Initial load current: 0.25C Amps (maximum)

load voltage
First stage: 2.45 V/he (2.40~2.50 V/he maximum)
Second stage: 2.28 V/he (2.25~2.30 V/he maximum)
Switching: 0.05C Amps (0.04~0.08C Amps)

- I adopted the initial load current value at 0.18C. (0.25C maximum recommended).

- The project does not have ambient temperature compensation. By adopting a "conservative" recharge, I didn't see this need for compensation.

- Note in the table below that switching to float mode takes place within the manufacturer's recommendations (0.04~0.08C Amps).

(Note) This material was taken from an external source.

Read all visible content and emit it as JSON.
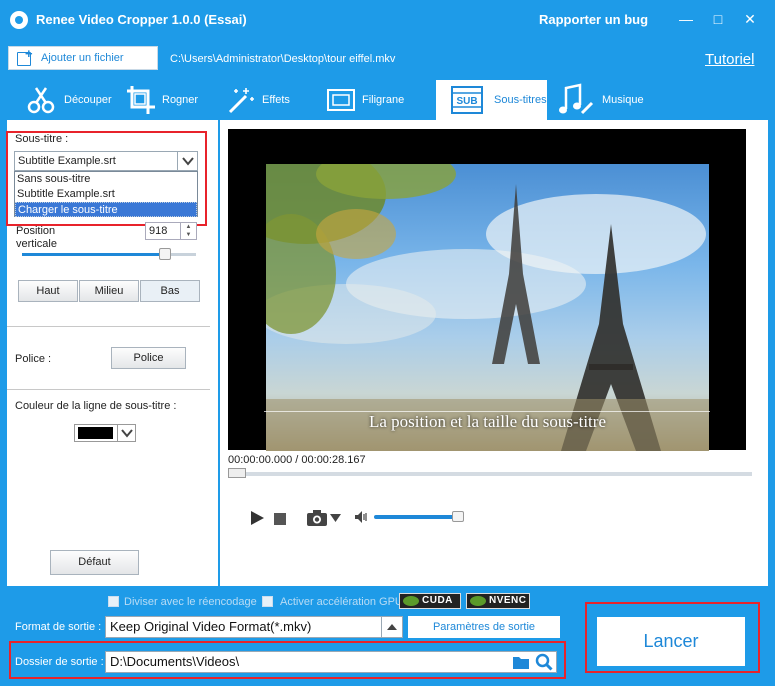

Hour   Ic       Vbat   
8:001.29       12.195   
8:301.23       12.734   
9:001.23       12.945   
9:301.23       13.170   
10:001.21       13.435   
10:301.15       13.830   
11:000.69       14.290   
11:300.28       14.500   
11:380.23       14.523  
11:380.19       13.731   
11:500.13       13.749   
12:300.08       13.762   
Title: Re: Auxiliary power system with PIC12F675 + CD4053 + LM723
Post by: Avelino Sampaio on October 25, 2021, 04:19:47 pm
Hi

Finished work, went into operation.

Title: Re: Auxiliary power system with PIC12F675 + CD4053 + LM723
Post by: Avelino Sampaio on November 02, 2021, 12:08:27 pm
Ledtester,

As promised, follows the sequence of images, demonstrating how I assembled the PCB, by hand.

1 - I developed the entire pcb layout in EasyEDA;
2 - generated the gerb file;
3 - from the gerb file, print the complete layout and the holes (image 1);
4 - With a needle I pierced the paper at the perforation points (image 2);
5 - With all the holes ready, I cut the paper so that I could properly fix it to the plate (image 3);
6 - It is necessary to invert the drilling design when fixing on the plate (image 4);
7 - fixing the paper to the plate (image 5);
8 - With a mechanical pencil I mark the position of the holes on the plate (image 6). Observe the graffiti, marking the perforation on the plate (image 7);
9- With the pcb layout inverted, my occupational therapy of joining the dots begins. I use the 1mm and 2mm pens. Retro Projector Pen. (figure 8).